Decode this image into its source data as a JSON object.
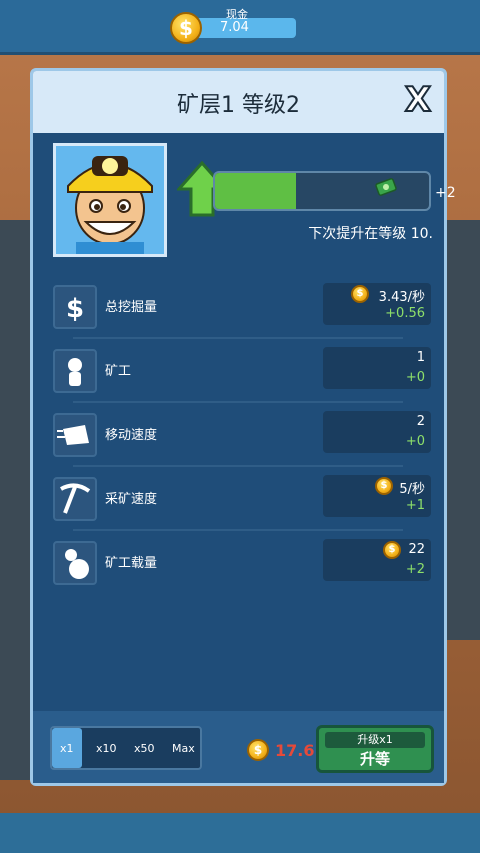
{
  "topbar": {
    "cash_label": "现金",
    "cash_value": "7.04",
    "coin_symbol": "$"
  },
  "panel": {
    "title": "矿层1 等级2",
    "close_symbol": "X",
    "reward": "+2",
    "next_text": "下次提升在等级 10.",
    "level_progress": 0.38
  },
  "stats": [
    {
      "label": "总挖掘量",
      "value": "3.43/秒",
      "inc": "+0.56",
      "coin": true,
      "icon": "dollar-icon"
    },
    {
      "label": "矿工",
      "value": "1",
      "inc": "+0",
      "coin": false,
      "icon": "miner-icon"
    },
    {
      "label": "移动速度",
      "value": "2",
      "inc": "+0",
      "coin": false,
      "icon": "speed-icon"
    },
    {
      "label": "采矿速度",
      "value": "5/秒",
      "inc": "+1",
      "coin": true,
      "icon": "pickaxe-icon"
    },
    {
      "label": "矿工载量",
      "value": "22",
      "inc": "+2",
      "coin": true,
      "icon": "load-icon"
    }
  ],
  "footer": {
    "multipliers": [
      "x1",
      "x10",
      "x50",
      "Max"
    ],
    "selected": "x1",
    "cost": "17.6",
    "upgrade_top": "升级x1",
    "upgrade_main": "升等"
  },
  "colors": {
    "accent_green": "#5fbf44",
    "cost_red": "#e54a3a",
    "panel_blue": "#1f4d79"
  }
}
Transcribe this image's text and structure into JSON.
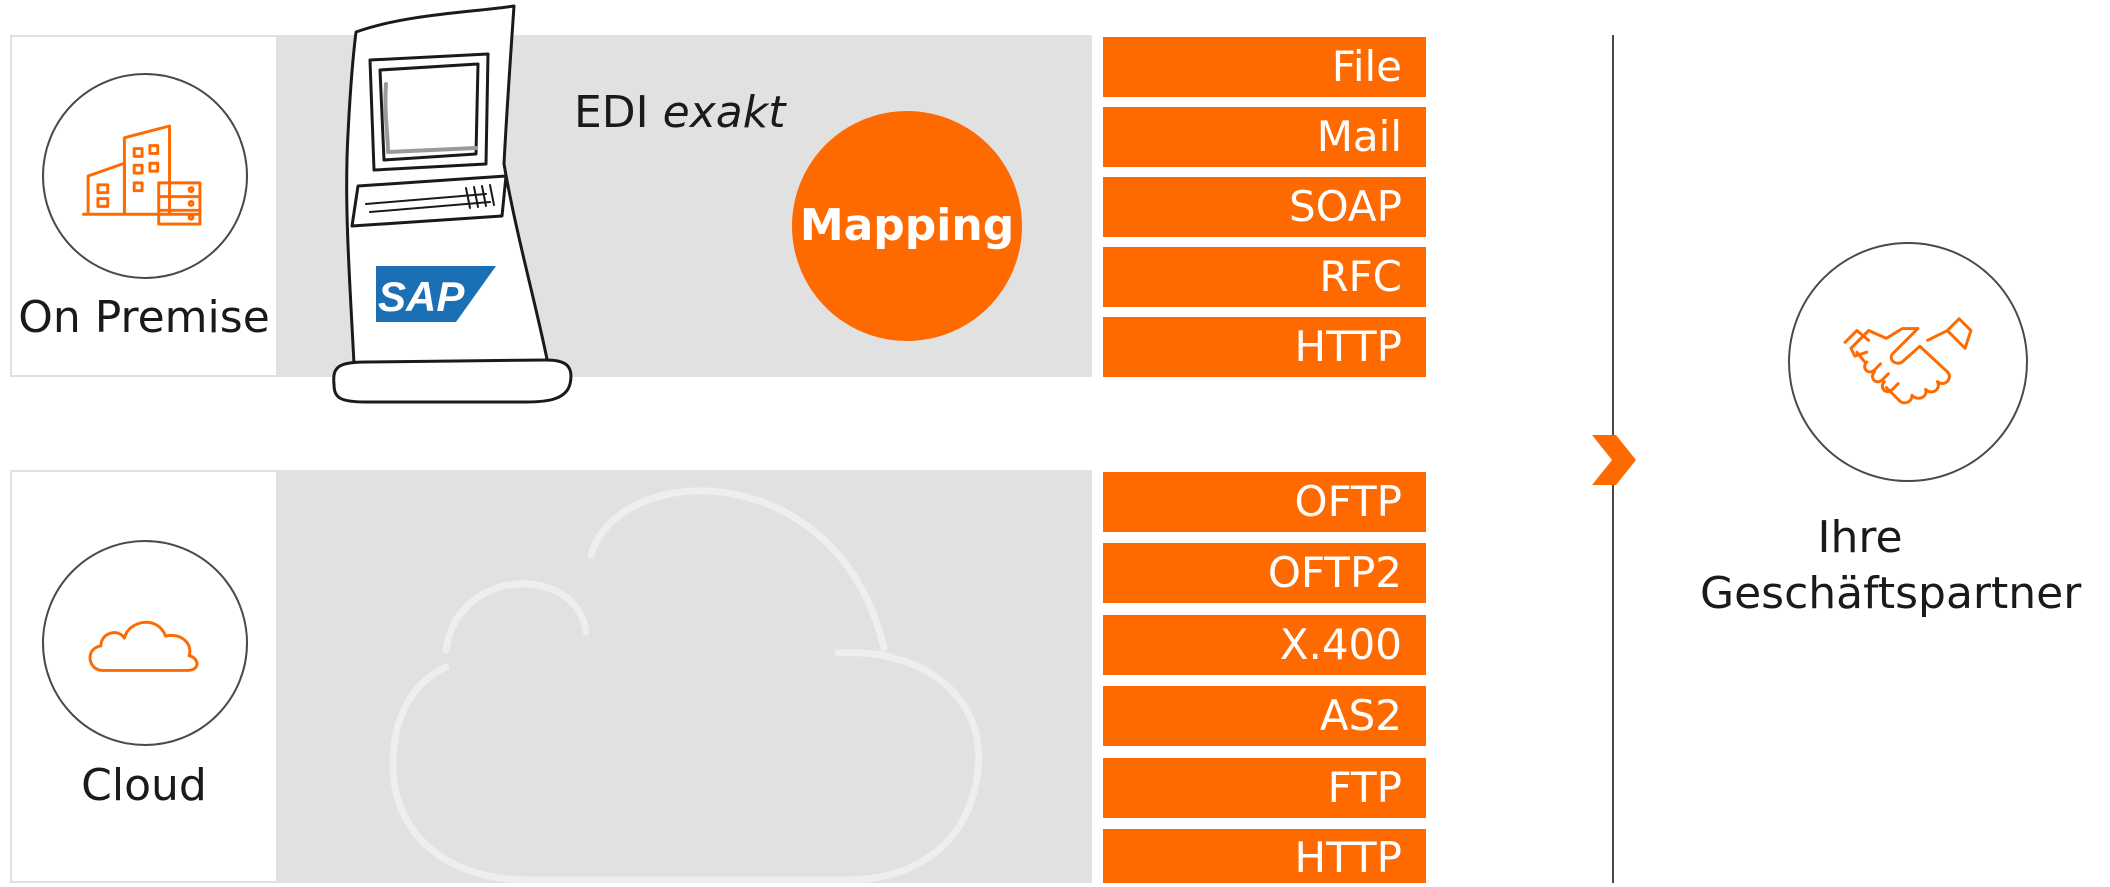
{
  "on_premise": {
    "label": "On Premise",
    "edi_name": "EDI",
    "edi_suffix": "exakt",
    "mapping": "Mapping",
    "sap_logo": "SAP",
    "protocols": [
      "File",
      "Mail",
      "SOAP",
      "RFC",
      "HTTP"
    ]
  },
  "cloud": {
    "label": "Cloud",
    "protocols": [
      "OFTP",
      "OFTP2",
      "X.400",
      "AS2",
      "FTP",
      "HTTP"
    ]
  },
  "partner": {
    "line1": "Ihre",
    "line2": "Geschäftspartner"
  },
  "icons": {
    "on_premise": "office-building-server-icon",
    "cloud": "cloud-icon",
    "partner": "handshake-icon",
    "arrow": "chevron-right-icon",
    "terminal": "sap-terminal-illustration"
  },
  "colors": {
    "accent": "#ff6a00",
    "panel": "#e1e1e1",
    "outline": "#4a4a4a"
  }
}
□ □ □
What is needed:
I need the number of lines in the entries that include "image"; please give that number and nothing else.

Task output:
2